== RECORDED DATA
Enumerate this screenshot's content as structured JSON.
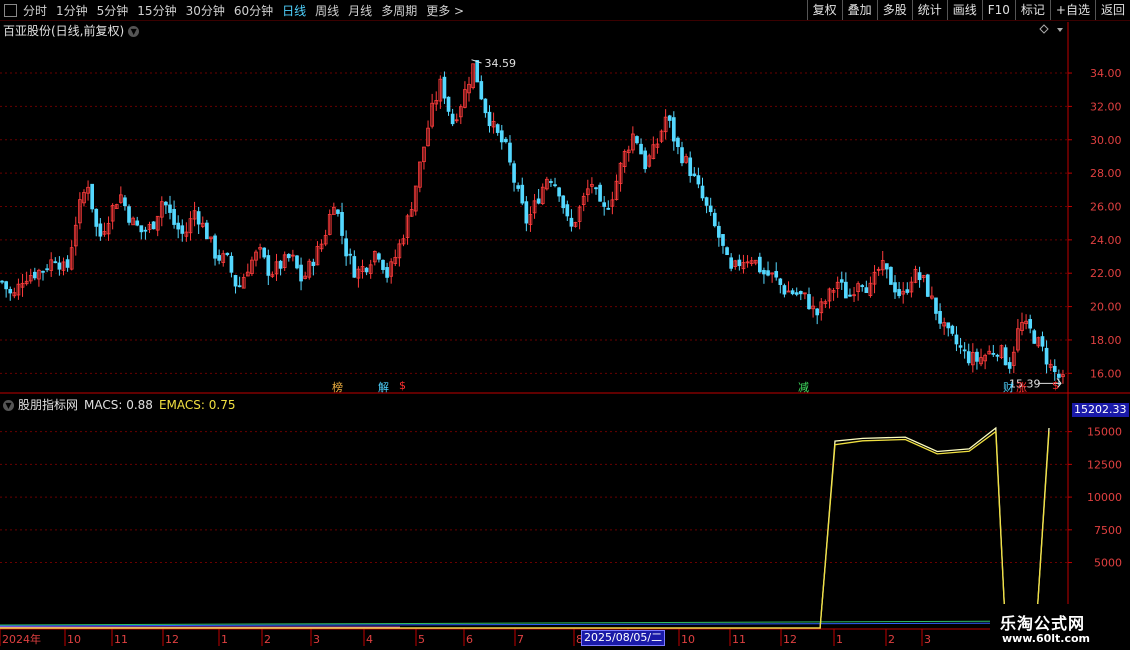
{
  "toolbar": {
    "periods": [
      "分时",
      "1分钟",
      "5分钟",
      "15分钟",
      "30分钟",
      "60分钟",
      "日线",
      "周线",
      "月线",
      "多周期",
      "更多 >"
    ],
    "active_period": "日线",
    "buttons": [
      "复权",
      "叠加",
      "多股",
      "统计",
      "画线",
      "F10",
      "标记",
      "+自选",
      "返回"
    ]
  },
  "main_title": "百亚股份(日线,前复权)",
  "indicator": {
    "name": "股朋指标网",
    "macs_label": "MACS: 0.88",
    "emacs_label": "EMACS: 0.75",
    "current_value": "15202.33"
  },
  "price_high_label": "34.59",
  "price_low_label": "15.39",
  "markers": [
    {
      "text": "榜",
      "color": "#f0b040"
    },
    {
      "text": "解",
      "color": "#4fd2ff"
    },
    {
      "text": "$",
      "color": "#ff3030"
    },
    {
      "text": "减",
      "color": "#40e060"
    },
    {
      "text": "财",
      "color": "#4fd2ff"
    },
    {
      "text": "涨",
      "color": "#ff3030"
    },
    {
      "text": "$",
      "color": "#ff3030"
    }
  ],
  "date_axis": {
    "labels": [
      "2024年",
      "10",
      "11",
      "12",
      "1",
      "2",
      "3",
      "4",
      "5",
      "6",
      "7",
      "8",
      "9",
      "10",
      "11",
      "12",
      "1",
      "2",
      "3"
    ],
    "selected_date": "2025/08/05/二"
  },
  "watermark": {
    "line1": "乐淘公式网",
    "line2": "www.60lt.com"
  },
  "colors": {
    "up": "#ff3c3c",
    "down": "#54d8ff",
    "axis": "#c00000",
    "macs": "#ffffc0",
    "emacs": "#f0e040"
  },
  "chart_data": [
    {
      "type": "candlestick",
      "title": "百亚股份(日线,前复权)",
      "ylim": [
        15,
        35.5
      ],
      "y_ticks": [
        16.0,
        18.0,
        20.0,
        22.0,
        24.0,
        26.0,
        28.0,
        30.0,
        32.0,
        34.0
      ],
      "close_path": [
        21.5,
        20.5,
        21.8,
        22.0,
        22.3,
        23.0,
        22.0,
        25.5,
        27.5,
        24.0,
        25.5,
        26.8,
        25.2,
        24.5,
        24.8,
        26.5,
        25.0,
        24.2,
        25.8,
        24.5,
        23.0,
        22.8,
        21.0,
        22.5,
        23.3,
        22.0,
        22.5,
        23.0,
        21.5,
        22.8,
        24.0,
        26.5,
        23.5,
        22.0,
        22.5,
        23.5,
        21.8,
        23.5,
        25.5,
        28.5,
        31.5,
        33.5,
        31.0,
        32.5,
        34.5,
        32.0,
        30.5,
        29.5,
        27.0,
        25.0,
        26.5,
        28.0,
        27.0,
        24.5,
        26.0,
        27.5,
        25.5,
        26.8,
        29.0,
        30.5,
        28.5,
        29.5,
        31.5,
        29.5,
        28.5,
        27.0,
        25.5,
        24.0,
        22.0,
        22.8,
        23.0,
        22.0,
        21.8,
        21.0,
        20.8,
        20.5,
        19.5,
        20.5,
        21.5,
        20.5,
        21.8,
        21.0,
        22.5,
        21.5,
        20.5,
        22.0,
        21.5,
        20.0,
        18.5,
        17.8,
        17.0,
        16.8,
        17.2,
        17.5,
        16.5,
        19.0,
        18.5,
        17.5,
        16.2,
        15.5
      ],
      "high_label": "34.59",
      "low_label": "15.39"
    },
    {
      "type": "line",
      "title": "股朋指标网",
      "ylim": [
        0,
        16500
      ],
      "y_ticks": [
        5000,
        7500,
        10000,
        12500,
        15000
      ],
      "series": [
        {
          "name": "MACS",
          "path": [
            [
              0.0,
              0
            ],
            [
              0.77,
              0
            ],
            [
              0.784,
              14200
            ],
            [
              0.81,
              14400
            ],
            [
              0.85,
              14500
            ],
            [
              0.88,
              13400
            ],
            [
              0.91,
              13600
            ],
            [
              0.935,
              15200
            ],
            [
              0.944,
              0
            ],
            [
              0.973,
              0
            ],
            [
              0.985,
              15200
            ]
          ]
        },
        {
          "name": "EMACS",
          "path": [
            [
              0.0,
              0
            ],
            [
              0.77,
              0
            ],
            [
              0.784,
              14000
            ],
            [
              0.81,
              14300
            ],
            [
              0.85,
              14400
            ],
            [
              0.88,
              13300
            ],
            [
              0.91,
              13500
            ],
            [
              0.935,
              15000
            ],
            [
              0.944,
              0
            ],
            [
              0.973,
              0
            ],
            [
              0.985,
              15000
            ]
          ]
        }
      ]
    }
  ]
}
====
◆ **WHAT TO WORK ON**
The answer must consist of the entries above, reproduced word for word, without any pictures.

◆ **OUTPUT BELOW**
Enumerate this screenshot's content as structured JSON.
{
  "toolbar": {
    "periods": [
      "分时",
      "1分钟",
      "5分钟",
      "15分钟",
      "30分钟",
      "60分钟",
      "日线",
      "周线",
      "月线",
      "多周期",
      "更多 >"
    ],
    "active_period": "日线",
    "buttons": [
      "复权",
      "叠加",
      "多股",
      "统计",
      "画线",
      "F10",
      "标记",
      "+自选",
      "返回"
    ]
  },
  "main_title": "百亚股份(日线,前复权)",
  "indicator": {
    "name": "股朋指标网",
    "macs_label": "MACS: 0.88",
    "emacs_label": "EMACS: 0.75",
    "current_value": "15202.33"
  },
  "price_high_label": "34.59",
  "price_low_label": "15.39",
  "markers": [
    {
      "text": "榜",
      "color": "#f0b040"
    },
    {
      "text": "解",
      "color": "#4fd2ff"
    },
    {
      "text": "$",
      "color": "#ff3030"
    },
    {
      "text": "减",
      "color": "#40e060"
    },
    {
      "text": "财",
      "color": "#4fd2ff"
    },
    {
      "text": "涨",
      "color": "#ff3030"
    },
    {
      "text": "$",
      "color": "#ff3030"
    }
  ],
  "date_axis": {
    "labels": [
      "2024年",
      "10",
      "11",
      "12",
      "1",
      "2",
      "3",
      "4",
      "5",
      "6",
      "7",
      "8",
      "9",
      "10",
      "11",
      "12",
      "1",
      "2",
      "3"
    ],
    "selected_date": "2025/08/05/二"
  },
  "watermark": {
    "line1": "乐淘公式网",
    "line2": "www.60lt.com"
  },
  "colors": {
    "up": "#ff3c3c",
    "down": "#54d8ff",
    "axis": "#c00000",
    "macs": "#ffffc0",
    "emacs": "#f0e040"
  },
  "chart_data": [
    {
      "type": "candlestick",
      "title": "百亚股份(日线,前复权)",
      "ylim": [
        15,
        35.5
      ],
      "y_ticks": [
        16.0,
        18.0,
        20.0,
        22.0,
        24.0,
        26.0,
        28.0,
        30.0,
        32.0,
        34.0
      ],
      "close_path": [
        21.5,
        20.5,
        21.8,
        22.0,
        22.3,
        23.0,
        22.0,
        25.5,
        27.5,
        24.0,
        25.5,
        26.8,
        25.2,
        24.5,
        24.8,
        26.5,
        25.0,
        24.2,
        25.8,
        24.5,
        23.0,
        22.8,
        21.0,
        22.5,
        23.3,
        22.0,
        22.5,
        23.0,
        21.5,
        22.8,
        24.0,
        26.5,
        23.5,
        22.0,
        22.5,
        23.5,
        21.8,
        23.5,
        25.5,
        28.5,
        31.5,
        33.5,
        31.0,
        32.5,
        34.5,
        32.0,
        30.5,
        29.5,
        27.0,
        25.0,
        26.5,
        28.0,
        27.0,
        24.5,
        26.0,
        27.5,
        25.5,
        26.8,
        29.0,
        30.5,
        28.5,
        29.5,
        31.5,
        29.5,
        28.5,
        27.0,
        25.5,
        24.0,
        22.0,
        22.8,
        23.0,
        22.0,
        21.8,
        21.0,
        20.8,
        20.5,
        19.5,
        20.5,
        21.5,
        20.5,
        21.8,
        21.0,
        22.5,
        21.5,
        20.5,
        22.0,
        21.5,
        20.0,
        18.5,
        17.8,
        17.0,
        16.8,
        17.2,
        17.5,
        16.5,
        19.0,
        18.5,
        17.5,
        16.2,
        15.5
      ],
      "high_label": "34.59",
      "low_label": "15.39"
    },
    {
      "type": "line",
      "title": "股朋指标网",
      "ylim": [
        0,
        16500
      ],
      "y_ticks": [
        5000,
        7500,
        10000,
        12500,
        15000
      ],
      "series": [
        {
          "name": "MACS",
          "path": [
            [
              0.0,
              0
            ],
            [
              0.77,
              0
            ],
            [
              0.784,
              14200
            ],
            [
              0.81,
              14400
            ],
            [
              0.85,
              14500
            ],
            [
              0.88,
              13400
            ],
            [
              0.91,
              13600
            ],
            [
              0.935,
              15200
            ],
            [
              0.944,
              0
            ],
            [
              0.973,
              0
            ],
            [
              0.985,
              15200
            ]
          ]
        },
        {
          "name": "EMACS",
          "path": [
            [
              0.0,
              0
            ],
            [
              0.77,
              0
            ],
            [
              0.784,
              14000
            ],
            [
              0.81,
              14300
            ],
            [
              0.85,
              14400
            ],
            [
              0.88,
              13300
            ],
            [
              0.91,
              13500
            ],
            [
              0.935,
              15000
            ],
            [
              0.944,
              0
            ],
            [
              0.973,
              0
            ],
            [
              0.985,
              15000
            ]
          ]
        }
      ]
    }
  ]
}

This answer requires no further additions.